And don’t overlook the exceptional steak-blend burger, constructed masterfully with a buttery-good Holeman and Finch bun, Sweet Grass Dairy cheese and condiments of bacon bourbon jam and grainy mustard aioli. Less impressive was the bland “Country Captain Style” East Coast tilefish, although the side of grits—cooked up with tricolor curry pastes, sweet potato and banana—lifted the dish with a bold, nutty sweetness.
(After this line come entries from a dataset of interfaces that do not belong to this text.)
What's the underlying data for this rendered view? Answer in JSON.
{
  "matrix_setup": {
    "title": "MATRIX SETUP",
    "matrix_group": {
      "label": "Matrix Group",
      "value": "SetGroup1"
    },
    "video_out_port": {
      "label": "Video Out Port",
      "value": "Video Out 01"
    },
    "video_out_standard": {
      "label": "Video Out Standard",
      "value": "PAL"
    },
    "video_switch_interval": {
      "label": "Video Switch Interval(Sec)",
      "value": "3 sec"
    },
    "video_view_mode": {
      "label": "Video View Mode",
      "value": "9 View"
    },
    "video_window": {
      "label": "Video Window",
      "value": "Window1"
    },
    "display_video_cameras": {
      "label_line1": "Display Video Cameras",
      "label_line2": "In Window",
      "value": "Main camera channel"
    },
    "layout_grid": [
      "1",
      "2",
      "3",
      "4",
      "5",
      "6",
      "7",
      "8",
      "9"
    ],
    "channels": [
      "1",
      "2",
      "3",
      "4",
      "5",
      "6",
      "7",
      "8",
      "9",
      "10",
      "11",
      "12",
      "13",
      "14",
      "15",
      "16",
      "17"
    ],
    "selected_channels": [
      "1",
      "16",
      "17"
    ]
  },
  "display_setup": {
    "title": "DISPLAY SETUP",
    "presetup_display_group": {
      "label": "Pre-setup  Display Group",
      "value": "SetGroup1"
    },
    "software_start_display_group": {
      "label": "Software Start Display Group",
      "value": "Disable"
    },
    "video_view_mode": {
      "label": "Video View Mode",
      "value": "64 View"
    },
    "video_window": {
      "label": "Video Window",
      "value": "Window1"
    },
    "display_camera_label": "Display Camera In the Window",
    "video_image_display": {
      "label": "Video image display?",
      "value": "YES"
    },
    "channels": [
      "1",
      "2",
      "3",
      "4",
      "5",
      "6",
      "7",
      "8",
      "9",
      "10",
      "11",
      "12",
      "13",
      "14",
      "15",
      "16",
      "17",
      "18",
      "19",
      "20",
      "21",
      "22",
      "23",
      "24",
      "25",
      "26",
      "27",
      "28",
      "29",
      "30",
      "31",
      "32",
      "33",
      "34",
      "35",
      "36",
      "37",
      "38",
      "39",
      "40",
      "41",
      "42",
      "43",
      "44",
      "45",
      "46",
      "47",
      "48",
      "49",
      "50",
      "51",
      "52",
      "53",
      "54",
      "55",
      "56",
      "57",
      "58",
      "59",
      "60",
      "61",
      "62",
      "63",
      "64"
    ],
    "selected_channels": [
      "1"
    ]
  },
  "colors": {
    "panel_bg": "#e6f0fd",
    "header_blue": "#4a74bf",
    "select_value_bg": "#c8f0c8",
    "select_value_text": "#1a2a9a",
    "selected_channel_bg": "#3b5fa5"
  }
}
Favorites like the pimento cheese omelet and shrimp and grits lend a Southern twang to a music-filled Sunday brunch. The 7-year-old at our table couldn’t help but order the “pan purdue” style French toast. Would her young palate appreciate the homemade huckleberry compote and tangy crème fraîche toppings? Not so much (“Too sour, Mommy!”), but the toast itself—thick-cut with a pan-fried crunch—was worth every carby calorie.
Though I love comfort food as much as anyone, on this visit I was sold on the improbable: a Hangtown fry omelet. It’s been years since I’ve eaten a huge, brunchy egg dish, especially one with oysters—in summer. Despite our server’s enthusiastic pitch, this would be what I call one of my going on faith moves. The mental image of what I’d ordered wasn’t pretty: messy, indistinguishable bits and sauces with something egg-like buried underneath. What arrived instead was a perfectly reasonable portion of farm-fresh eggs, potato hash, pickled fennel and carrots, and the crunchy fried oysters with just a touch of creole mustard aioli.
It’s not often that I’m so impressed with a restaurant, especially one with such big ambitions. But the folks at The Southern Gentleman not only made me fall in love all over again with Southerners, but even more to the point, with Southern cuisine.
3035 Peachtree Road N.E.,
Prices: Small plates: $6-$12. Salads and sandwiches: $6-$13. Large plates (including brunch entrées): $13-$28. Sweets: $5-$8.
Recommended dishes: Charred okra, PEI mussels in whiskey cream sauce, shrimp boil, Springer Mountain fried chicken, TSG burger, shrimp and grits, Hangtown fry omelet (Sunday brunch).
Bottom line: Reasonably priced, upscale Southern eats and drinks, and a staff that will lift the gloomiest of moods.
STORY: Rebecca Cha
PHOTOS: Sara Hanna